Important Securities Action Against Brazil's BRF S.A.

A securities fraud class action has been filed against BRF S.A.  The Brazilian food processor and the world’s largest poultry exporter has been accused of paying bribes to regulators and politicians to subvert inspections to conceal unsanitary practices. Criminal arrests and charges have been brought against the CEO and others.  These events have caused a significant decline in the Company’s ADRs, damaging investors.  Investors desiring to participate as a lead plaintiff until May 11, 2018 to take action.

Interested investors may directly contact David P. Abel, Managing Attorney of USMA Law Group, to discuss this matter at no obligation or cost: (202) 274-0237, [email protected]

Company Information

Company Description: BRF is a food processor and the world’s largest poultry exporter.  Its portfolio includes established brands in Brazil and abroad, such as Sadia, Perdigão, Qualy, Chester, Perdix and Paty. The Company provides meat (poultry and pork), foods processed from meats, pizzas, pastas and frozen vegetables.

Headquarters: São Paulo, Brazil

Incorporated: Brazil

Ticker: (NYSE:BRFS)

Market Capitalization: $5,381,506,480

Securities Implicated: ADR (ISIN: US6024961012)

Industry: Packaged Foods & Meats; 30202030

Lawsuit Allegations

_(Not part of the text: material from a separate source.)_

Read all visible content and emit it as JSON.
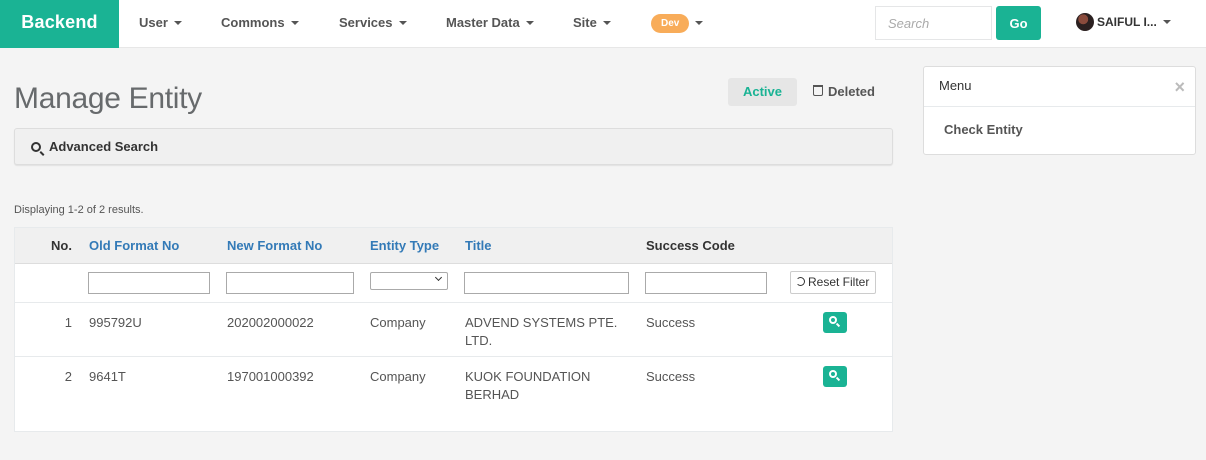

The Complaint alleges that throughout the Class Period, Defendants made materially false and misleading statements regarding the Company’s business, operational and compliance policies. Specifically, Defendants made false and/or misleading statements and/or failed to disclose that: (i) BRF employees paid bribes to regulators and politicians to subvert inspections in order to conceal unsanitary practices at the Company’s meatpacking plants; (ii) the foregoing conduct, when it came to light, would foreseeably subject the Company and its officers to heightened regulatory enforcement and/or prosecution; and (iii) as a result of the foregoing, BRF’s public statements were materially false and misleading at all relevant times.

On March 17, 2017, news outlets reported that Brazilian federal police had raided the offices of BRF and dozens of other meatpackers following a two-year investigation into alleged bribery of regulators to subvert inspections of their plants. The probe, known as “Operation Weak Flesh”, had uncovered some 40 cases of meatpackers who had bribed inspectors and politicians to overlook unsanitary practices, such as processing rotten meat and running plants with traces of salmonella. According to media reports, police found evidence that the companies were tampering with packages to sell products that had already expired and that higher-than permitted levels of parts such as “pig heads” were mixed with sausages and cold cuts. Police arrested three BRF employees, as well as 20 public officials.

On this news, BRF’s ADR price fell $0.99, or 7.73%, to close at $11.81 on March 17, 2017.

On February 23, 2018, the Company held an earnings conference call with investors and analysts to discuss the Q4 2017 earnings results. In the call, Chairman of the Board Abilio Diniz and CFO Lorival Luz discussed the impact of “Operation Weak Flesh.”

On this news, BRF’s ADR price fell $0.76, or 8.00%, to close at $8.73 on February 23, 2018.

On March 5, 2018, Reuters reported that Brazilian federal police arrested BRF’s former Chief Executive Officer (“CEO”) Pedro de Andrade Faria (“Faria”) on charges that he and other executives, including the Company’s Vice President of Global Operations Hélio dos Santos Júnior, were aware that BRF committed fraud by trying to avoid food safety checks. According to the report, the “police cited evidence that five laboratories accredited by the Agriculture Ministry colluded with the analysis department of BRF to “falsify” test results related to the safety of its industrial process.” In a court ruling authorizing the arrests, Brazilian federal judge André Duszczak said “Faria and other BRF officers sought to cover up claims of possible food contamination, as shown in certain laboratory tests, made by a former employee in a labor lawsuit.”

On this news, BRF’s ADR price fell $1.83 or 19.42% to close at $7.59 on March 5, 2018.